[Dataset rows describing interfaces]
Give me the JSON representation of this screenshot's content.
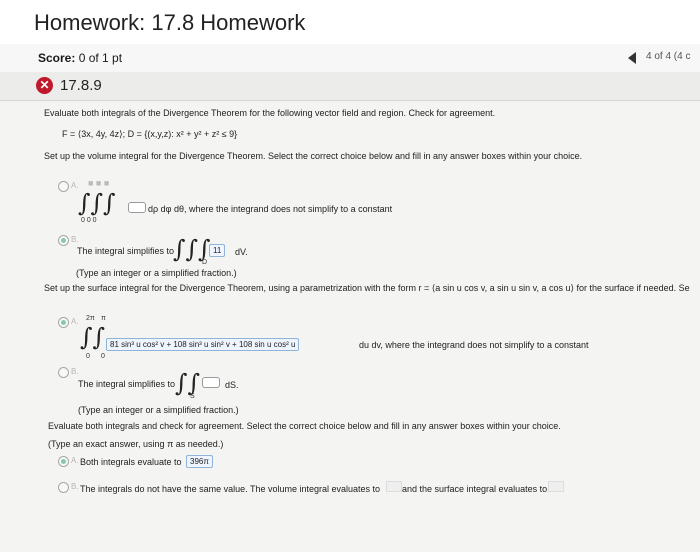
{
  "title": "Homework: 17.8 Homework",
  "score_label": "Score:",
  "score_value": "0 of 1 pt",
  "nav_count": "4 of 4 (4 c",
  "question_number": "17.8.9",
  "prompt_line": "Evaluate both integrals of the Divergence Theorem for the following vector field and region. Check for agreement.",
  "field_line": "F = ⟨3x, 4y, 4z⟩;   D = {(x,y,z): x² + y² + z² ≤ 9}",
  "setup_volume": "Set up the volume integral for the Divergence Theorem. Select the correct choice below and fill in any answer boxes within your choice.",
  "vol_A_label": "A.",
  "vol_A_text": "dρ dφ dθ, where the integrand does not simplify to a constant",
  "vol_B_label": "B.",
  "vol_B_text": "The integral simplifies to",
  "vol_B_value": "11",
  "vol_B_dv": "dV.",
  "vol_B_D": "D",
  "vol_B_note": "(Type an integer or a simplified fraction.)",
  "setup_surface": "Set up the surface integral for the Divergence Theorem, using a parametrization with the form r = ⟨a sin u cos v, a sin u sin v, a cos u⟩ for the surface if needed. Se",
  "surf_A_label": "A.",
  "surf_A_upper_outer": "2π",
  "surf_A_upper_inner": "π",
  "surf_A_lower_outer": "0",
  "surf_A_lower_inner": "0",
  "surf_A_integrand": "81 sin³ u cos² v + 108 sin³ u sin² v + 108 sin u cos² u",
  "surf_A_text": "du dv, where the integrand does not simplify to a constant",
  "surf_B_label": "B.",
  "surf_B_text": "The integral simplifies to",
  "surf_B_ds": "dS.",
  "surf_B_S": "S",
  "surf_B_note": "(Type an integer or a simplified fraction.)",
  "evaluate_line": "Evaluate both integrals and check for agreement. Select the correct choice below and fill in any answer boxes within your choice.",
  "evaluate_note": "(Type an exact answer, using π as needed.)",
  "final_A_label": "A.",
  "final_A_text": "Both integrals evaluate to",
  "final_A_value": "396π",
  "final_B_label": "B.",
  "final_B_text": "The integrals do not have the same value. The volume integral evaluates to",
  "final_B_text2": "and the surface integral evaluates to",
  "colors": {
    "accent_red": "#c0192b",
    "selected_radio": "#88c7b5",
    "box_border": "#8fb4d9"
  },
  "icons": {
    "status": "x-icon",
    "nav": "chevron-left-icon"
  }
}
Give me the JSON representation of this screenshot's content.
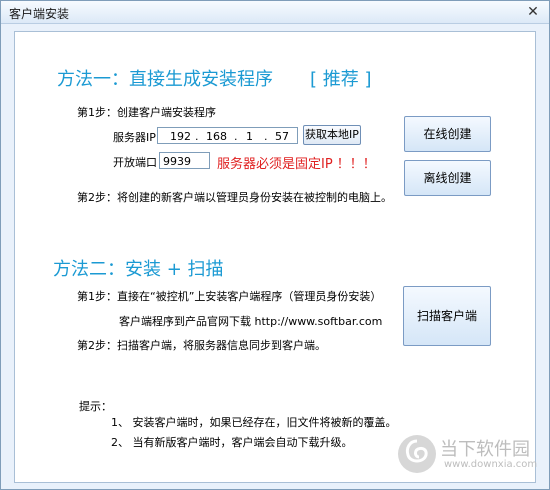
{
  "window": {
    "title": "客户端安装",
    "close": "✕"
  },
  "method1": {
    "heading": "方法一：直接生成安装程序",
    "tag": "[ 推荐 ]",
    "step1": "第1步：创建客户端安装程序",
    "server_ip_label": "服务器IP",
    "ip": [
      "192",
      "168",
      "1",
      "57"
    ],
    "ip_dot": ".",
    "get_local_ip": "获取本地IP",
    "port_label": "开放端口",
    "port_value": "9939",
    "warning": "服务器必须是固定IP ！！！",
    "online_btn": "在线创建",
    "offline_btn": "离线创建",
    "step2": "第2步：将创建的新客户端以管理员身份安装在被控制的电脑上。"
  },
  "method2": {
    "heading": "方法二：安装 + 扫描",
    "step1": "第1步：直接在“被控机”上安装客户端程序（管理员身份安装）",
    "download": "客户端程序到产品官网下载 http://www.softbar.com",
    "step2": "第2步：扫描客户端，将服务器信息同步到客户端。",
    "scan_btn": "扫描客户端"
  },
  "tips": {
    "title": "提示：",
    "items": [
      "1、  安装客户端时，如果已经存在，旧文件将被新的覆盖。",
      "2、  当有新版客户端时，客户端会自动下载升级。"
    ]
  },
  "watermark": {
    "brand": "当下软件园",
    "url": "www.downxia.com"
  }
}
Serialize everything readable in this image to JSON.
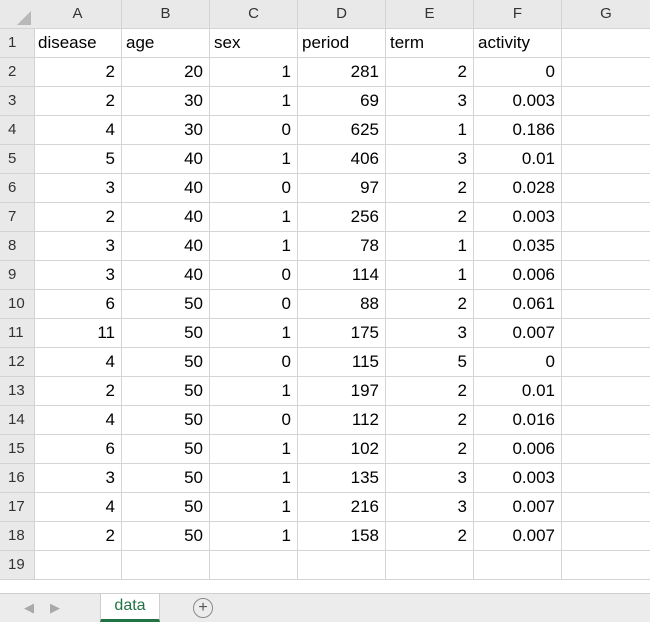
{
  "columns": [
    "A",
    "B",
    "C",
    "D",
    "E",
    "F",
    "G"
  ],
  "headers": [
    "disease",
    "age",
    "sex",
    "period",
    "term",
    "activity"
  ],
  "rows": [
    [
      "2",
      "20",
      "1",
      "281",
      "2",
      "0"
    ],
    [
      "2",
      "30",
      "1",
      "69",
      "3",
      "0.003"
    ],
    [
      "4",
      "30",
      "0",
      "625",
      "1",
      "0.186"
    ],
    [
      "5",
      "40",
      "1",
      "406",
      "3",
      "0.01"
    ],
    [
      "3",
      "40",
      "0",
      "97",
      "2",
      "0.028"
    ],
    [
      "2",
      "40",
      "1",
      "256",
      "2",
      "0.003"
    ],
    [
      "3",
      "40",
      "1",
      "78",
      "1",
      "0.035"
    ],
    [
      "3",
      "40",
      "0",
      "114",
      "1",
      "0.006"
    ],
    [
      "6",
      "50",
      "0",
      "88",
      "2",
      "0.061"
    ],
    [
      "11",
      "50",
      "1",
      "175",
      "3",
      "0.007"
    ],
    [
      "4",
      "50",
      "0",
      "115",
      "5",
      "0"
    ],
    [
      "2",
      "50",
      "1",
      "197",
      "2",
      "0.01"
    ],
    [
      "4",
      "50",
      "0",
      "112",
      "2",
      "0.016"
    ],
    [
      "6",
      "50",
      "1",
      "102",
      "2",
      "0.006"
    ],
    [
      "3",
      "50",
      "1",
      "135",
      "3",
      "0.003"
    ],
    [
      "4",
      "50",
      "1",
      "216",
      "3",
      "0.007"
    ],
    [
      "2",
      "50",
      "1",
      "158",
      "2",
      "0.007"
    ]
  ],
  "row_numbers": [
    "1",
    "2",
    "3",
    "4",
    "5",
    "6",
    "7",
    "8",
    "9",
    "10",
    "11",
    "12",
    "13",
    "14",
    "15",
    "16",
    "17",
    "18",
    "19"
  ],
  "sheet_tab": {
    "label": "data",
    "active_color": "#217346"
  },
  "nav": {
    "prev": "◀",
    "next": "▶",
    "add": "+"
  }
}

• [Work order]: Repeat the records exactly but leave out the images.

• [Exercise answer]:
Give me the JSON representation of this screenshot's content.
{
  "title": "Homework: 17.8 Homework",
  "score_label": "Score:",
  "score_value": "0 of 1 pt",
  "nav_count": "4 of 4 (4 c",
  "question_number": "17.8.9",
  "prompt_line": "Evaluate both integrals of the Divergence Theorem for the following vector field and region. Check for agreement.",
  "field_line": "F = ⟨3x, 4y, 4z⟩;   D = {(x,y,z): x² + y² + z² ≤ 9}",
  "setup_volume": "Set up the volume integral for the Divergence Theorem. Select the correct choice below and fill in any answer boxes within your choice.",
  "vol_A_label": "A.",
  "vol_A_text": "dρ dφ dθ, where the integrand does not simplify to a constant",
  "vol_B_label": "B.",
  "vol_B_text": "The integral simplifies to",
  "vol_B_value": "11",
  "vol_B_dv": "dV.",
  "vol_B_D": "D",
  "vol_B_note": "(Type an integer or a simplified fraction.)",
  "setup_surface": "Set up the surface integral for the Divergence Theorem, using a parametrization with the form r = ⟨a sin u cos v, a sin u sin v, a cos u⟩ for the surface if needed. Se",
  "surf_A_label": "A.",
  "surf_A_upper_outer": "2π",
  "surf_A_upper_inner": "π",
  "surf_A_lower_outer": "0",
  "surf_A_lower_inner": "0",
  "surf_A_integrand": "81 sin³ u cos² v + 108 sin³ u sin² v + 108 sin u cos² u",
  "surf_A_text": "du dv, where the integrand does not simplify to a constant",
  "surf_B_label": "B.",
  "surf_B_text": "The integral simplifies to",
  "surf_B_ds": "dS.",
  "surf_B_S": "S",
  "surf_B_note": "(Type an integer or a simplified fraction.)",
  "evaluate_line": "Evaluate both integrals and check for agreement. Select the correct choice below and fill in any answer boxes within your choice.",
  "evaluate_note": "(Type an exact answer, using π as needed.)",
  "final_A_label": "A.",
  "final_A_text": "Both integrals evaluate to",
  "final_A_value": "396π",
  "final_B_label": "B.",
  "final_B_text": "The integrals do not have the same value. The volume integral evaluates to",
  "final_B_text2": "and the surface integral evaluates to",
  "colors": {
    "accent_red": "#c0192b",
    "selected_radio": "#88c7b5",
    "box_border": "#8fb4d9"
  },
  "icons": {
    "status": "x-icon",
    "nav": "chevron-left-icon"
  }
}
Give me the JSON representation of this screenshot's content.
{
  "window": {
    "title": "客户端安装",
    "close": "✕"
  },
  "method1": {
    "heading": "方法一：直接生成安装程序",
    "tag": "[ 推荐 ]",
    "step1": "第1步：创建客户端安装程序",
    "server_ip_label": "服务器IP",
    "ip": [
      "192",
      "168",
      "1",
      "57"
    ],
    "ip_dot": ".",
    "get_local_ip": "获取本地IP",
    "port_label": "开放端口",
    "port_value": "9939",
    "warning": "服务器必须是固定IP ！！！",
    "online_btn": "在线创建",
    "offline_btn": "离线创建",
    "step2": "第2步：将创建的新客户端以管理员身份安装在被控制的电脑上。"
  },
  "method2": {
    "heading": "方法二：安装 + 扫描",
    "step1": "第1步：直接在“被控机”上安装客户端程序（管理员身份安装）",
    "download": "客户端程序到产品官网下载 http://www.softbar.com",
    "step2": "第2步：扫描客户端，将服务器信息同步到客户端。",
    "scan_btn": "扫描客户端"
  },
  "tips": {
    "title": "提示：",
    "items": [
      "1、  安装客户端时，如果已经存在，旧文件将被新的覆盖。",
      "2、  当有新版客户端时，客户端会自动下载升级。"
    ]
  },
  "watermark": {
    "brand": "当下软件园",
    "url": "www.downxia.com"
  }
}
Serialize everything readable in this image to JSON.
{
  "columns": [
    "A",
    "B",
    "C",
    "D",
    "E",
    "F",
    "G"
  ],
  "headers": [
    "disease",
    "age",
    "sex",
    "period",
    "term",
    "activity"
  ],
  "rows": [
    [
      "2",
      "20",
      "1",
      "281",
      "2",
      "0"
    ],
    [
      "2",
      "30",
      "1",
      "69",
      "3",
      "0.003"
    ],
    [
      "4",
      "30",
      "0",
      "625",
      "1",
      "0.186"
    ],
    [
      "5",
      "40",
      "1",
      "406",
      "3",
      "0.01"
    ],
    [
      "3",
      "40",
      "0",
      "97",
      "2",
      "0.028"
    ],
    [
      "2",
      "40",
      "1",
      "256",
      "2",
      "0.003"
    ],
    [
      "3",
      "40",
      "1",
      "78",
      "1",
      "0.035"
    ],
    [
      "3",
      "40",
      "0",
      "114",
      "1",
      "0.006"
    ],
    [
      "6",
      "50",
      "0",
      "88",
      "2",
      "0.061"
    ],
    [
      "11",
      "50",
      "1",
      "175",
      "3",
      "0.007"
    ],
    [
      "4",
      "50",
      "0",
      "115",
      "5",
      "0"
    ],
    [
      "2",
      "50",
      "1",
      "197",
      "2",
      "0.01"
    ],
    [
      "4",
      "50",
      "0",
      "112",
      "2",
      "0.016"
    ],
    [
      "6",
      "50",
      "1",
      "102",
      "2",
      "0.006"
    ],
    [
      "3",
      "50",
      "1",
      "135",
      "3",
      "0.003"
    ],
    [
      "4",
      "50",
      "1",
      "216",
      "3",
      "0.007"
    ],
    [
      "2",
      "50",
      "1",
      "158",
      "2",
      "0.007"
    ]
  ],
  "row_numbers": [
    "1",
    "2",
    "3",
    "4",
    "5",
    "6",
    "7",
    "8",
    "9",
    "10",
    "11",
    "12",
    "13",
    "14",
    "15",
    "16",
    "17",
    "18",
    "19"
  ],
  "sheet_tab": {
    "label": "data",
    "active_color": "#217346"
  },
  "nav": {
    "prev": "◀",
    "next": "▶",
    "add": "+"
  }
}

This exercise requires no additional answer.